Input

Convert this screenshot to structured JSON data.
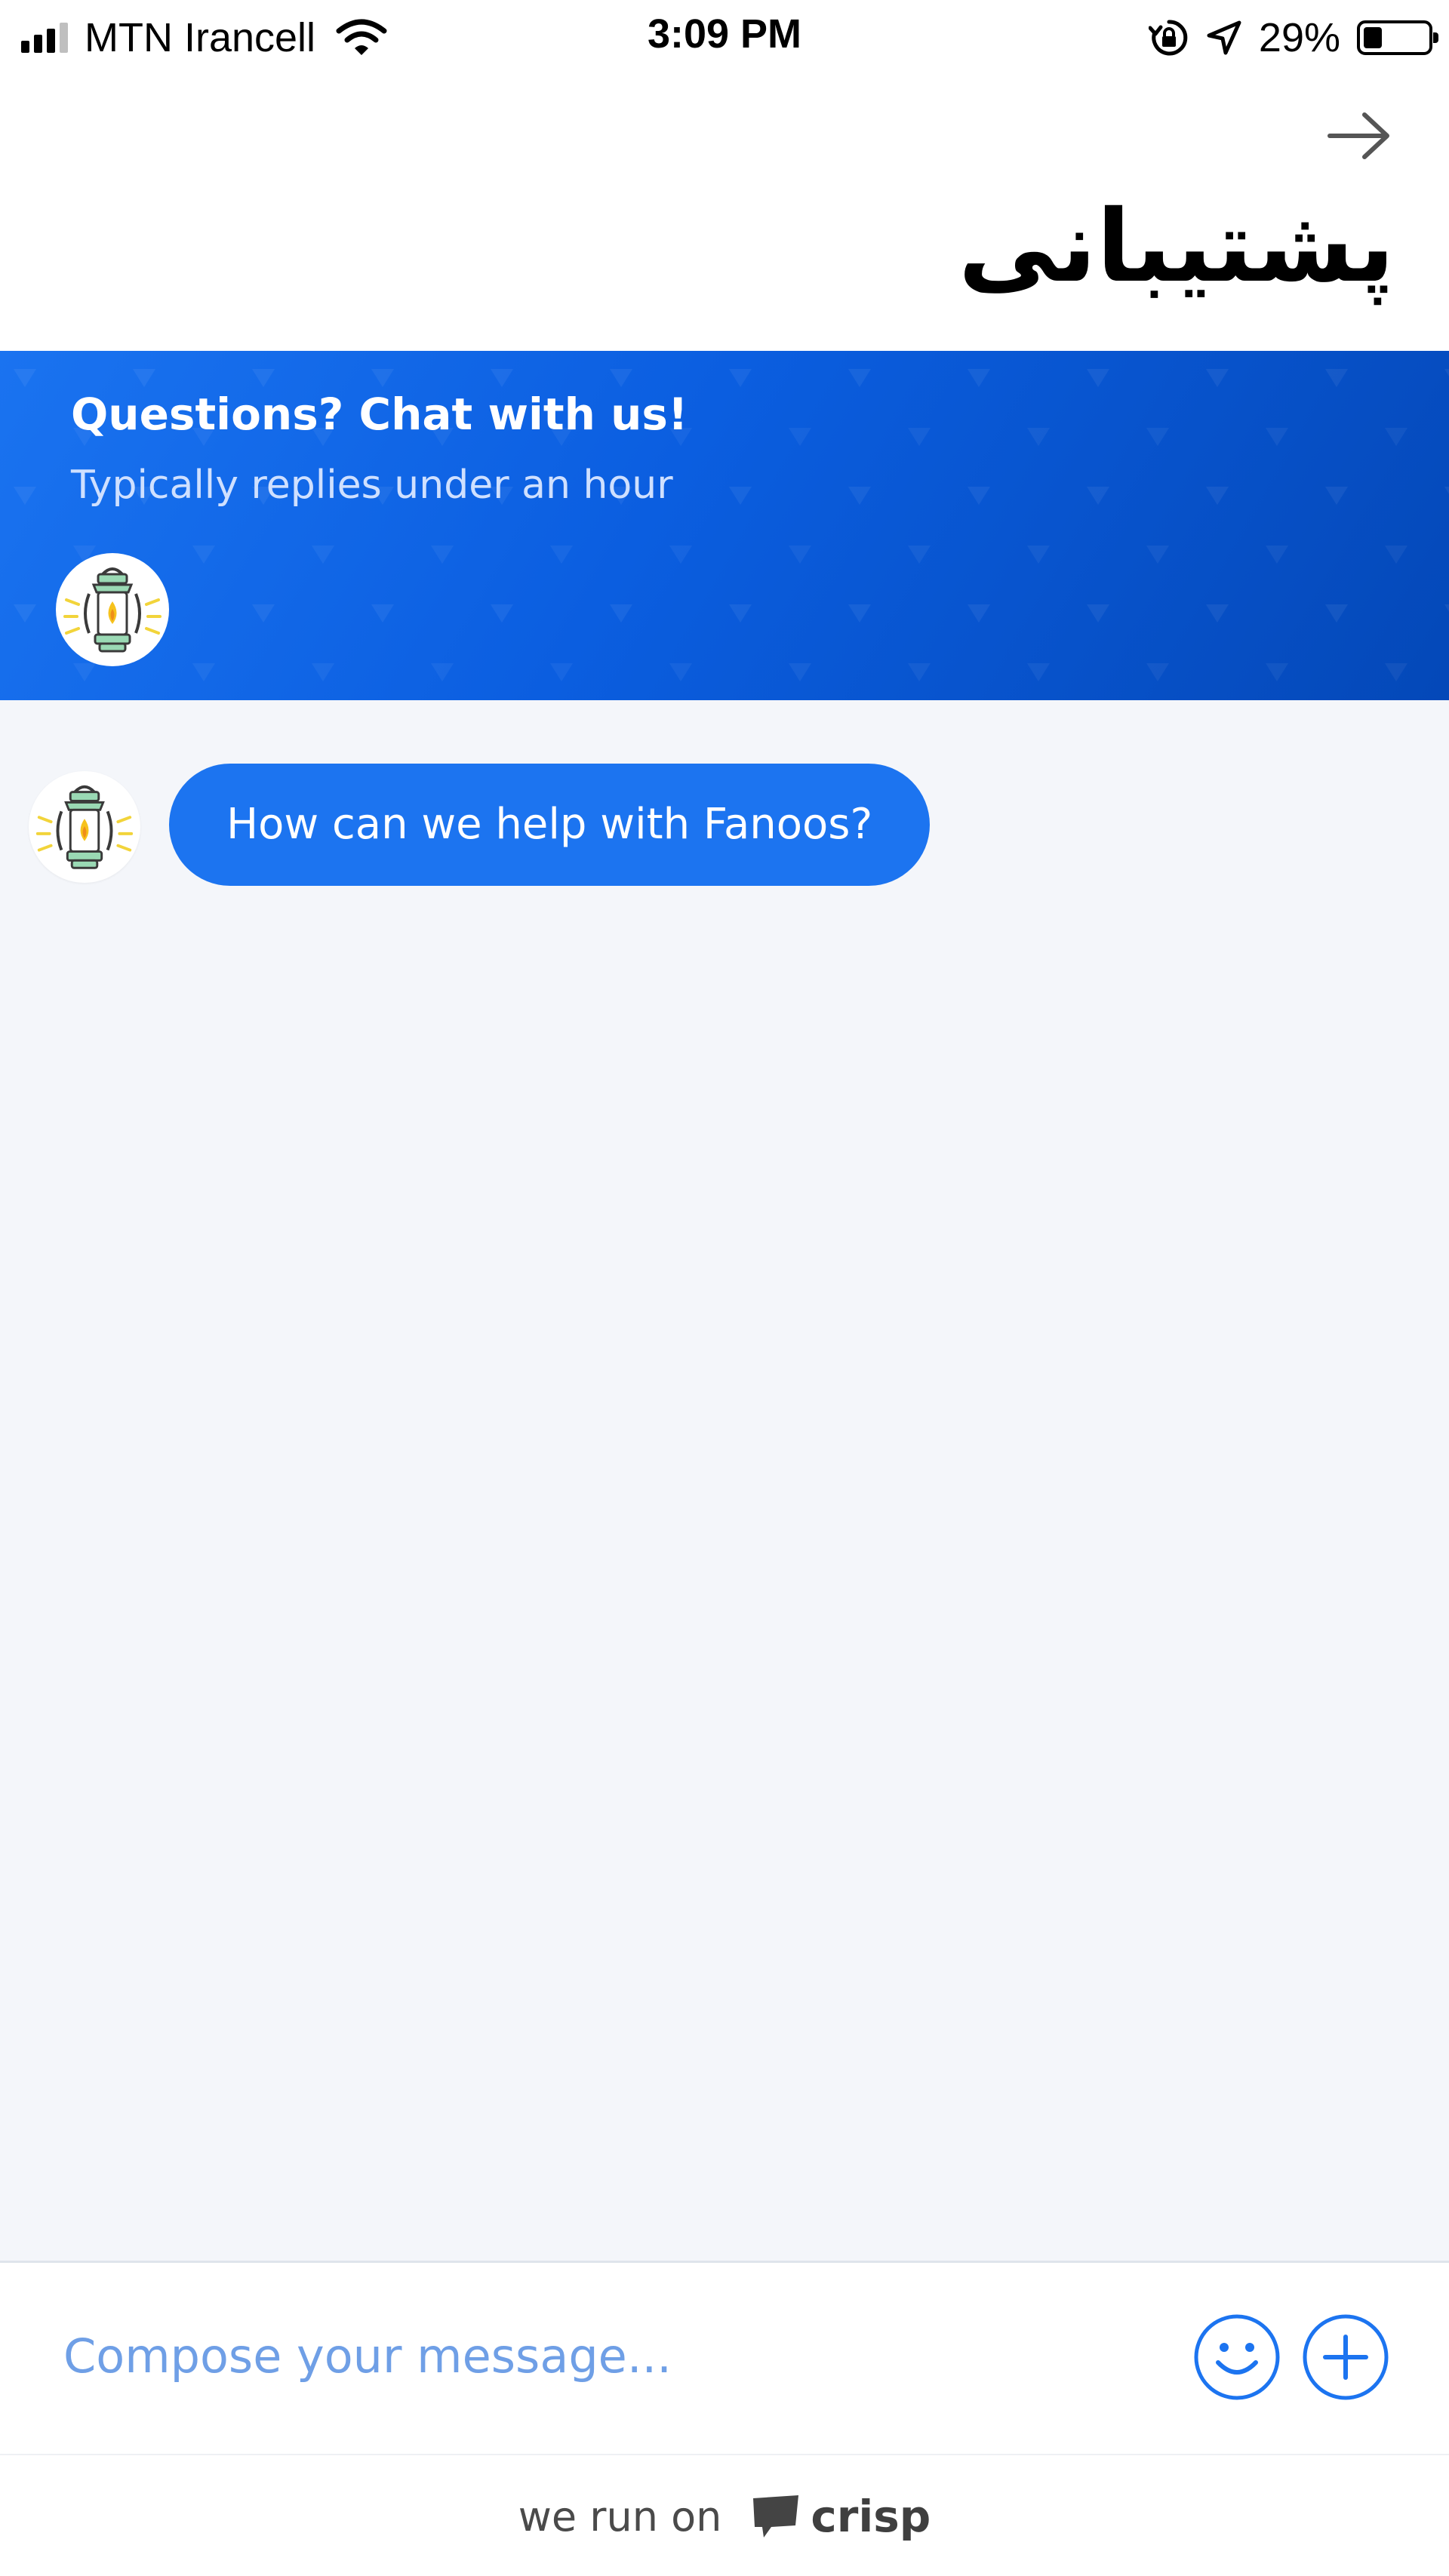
{
  "status_bar": {
    "carrier": "MTN Irancell",
    "time": "3:09 PM",
    "battery": "29%",
    "battery_level": 0.29,
    "icons": [
      "signal-icon",
      "wifi-icon",
      "rotation-lock-icon",
      "location-icon",
      "battery-icon"
    ]
  },
  "header": {
    "back_icon": "arrow-right-icon",
    "title": "پشتیبانی"
  },
  "banner": {
    "title": "Questions? Chat with us!",
    "subtitle": "Typically replies under an hour",
    "avatar_icon": "lantern-icon"
  },
  "chat": {
    "messages": [
      {
        "sender_icon": "lantern-icon",
        "text": "How can we help with Fanoos?"
      }
    ]
  },
  "compose": {
    "placeholder": "Compose your message...",
    "emoji_icon": "smiley-icon",
    "attach_icon": "plus-circle-icon"
  },
  "footer": {
    "text": "we run on",
    "brand": "crisp",
    "brand_icon": "crisp-chat-icon"
  },
  "colors": {
    "accent": "#1c74f0",
    "banner_dark": "#0448b8",
    "chat_bg": "#f4f6fa"
  }
}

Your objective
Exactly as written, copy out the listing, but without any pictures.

Task output
Convert this screenshot to structured JSON data.
{
  "status_bar": {
    "carrier": "MTN Irancell",
    "time": "3:09 PM",
    "battery": "29%",
    "battery_level": 0.29,
    "icons": [
      "signal-icon",
      "wifi-icon",
      "rotation-lock-icon",
      "location-icon",
      "battery-icon"
    ]
  },
  "header": {
    "back_icon": "arrow-right-icon",
    "title": "پشتیبانی"
  },
  "banner": {
    "title": "Questions? Chat with us!",
    "subtitle": "Typically replies under an hour",
    "avatar_icon": "lantern-icon"
  },
  "chat": {
    "messages": [
      {
        "sender_icon": "lantern-icon",
        "text": "How can we help with Fanoos?"
      }
    ]
  },
  "compose": {
    "placeholder": "Compose your message...",
    "emoji_icon": "smiley-icon",
    "attach_icon": "plus-circle-icon"
  },
  "footer": {
    "text": "we run on",
    "brand": "crisp",
    "brand_icon": "crisp-chat-icon"
  },
  "colors": {
    "accent": "#1c74f0",
    "banner_dark": "#0448b8",
    "chat_bg": "#f4f6fa"
  }
}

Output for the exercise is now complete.